▸ Work item: Nothing should be left out. Give all the data again exactly as written.

[App and web page records]
"""
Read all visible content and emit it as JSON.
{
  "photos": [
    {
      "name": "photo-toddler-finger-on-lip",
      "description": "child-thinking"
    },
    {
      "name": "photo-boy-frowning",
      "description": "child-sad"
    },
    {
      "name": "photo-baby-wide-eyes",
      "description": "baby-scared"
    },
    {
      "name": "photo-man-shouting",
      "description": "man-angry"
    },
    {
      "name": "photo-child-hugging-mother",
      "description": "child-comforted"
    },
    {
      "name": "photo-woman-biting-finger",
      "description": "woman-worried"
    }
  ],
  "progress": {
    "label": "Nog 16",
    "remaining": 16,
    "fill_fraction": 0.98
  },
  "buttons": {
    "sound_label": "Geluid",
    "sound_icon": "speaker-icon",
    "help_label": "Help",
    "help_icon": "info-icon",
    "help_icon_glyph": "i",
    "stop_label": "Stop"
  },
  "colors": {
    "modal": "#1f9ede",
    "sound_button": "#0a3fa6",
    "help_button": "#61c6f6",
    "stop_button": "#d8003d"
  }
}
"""
▸ Response to this task:
Read all visible content and emit it as JSON.
{
  "photos": [
    {
      "name": "photo-toddler-finger-on-lip",
      "description": "child-thinking"
    },
    {
      "name": "photo-boy-frowning",
      "description": "child-sad"
    },
    {
      "name": "photo-baby-wide-eyes",
      "description": "baby-scared"
    },
    {
      "name": "photo-man-shouting",
      "description": "man-angry"
    },
    {
      "name": "photo-child-hugging-mother",
      "description": "child-comforted"
    },
    {
      "name": "photo-woman-biting-finger",
      "description": "woman-worried"
    }
  ],
  "progress": {
    "label": "Nog 16",
    "remaining": 16,
    "fill_fraction": 0.98
  },
  "buttons": {
    "sound_label": "Geluid",
    "sound_icon": "speaker-icon",
    "help_label": "Help",
    "help_icon": "info-icon",
    "help_icon_glyph": "i",
    "stop_label": "Stop"
  },
  "colors": {
    "modal": "#1f9ede",
    "sound_button": "#0a3fa6",
    "help_button": "#61c6f6",
    "stop_button": "#d8003d"
  }
}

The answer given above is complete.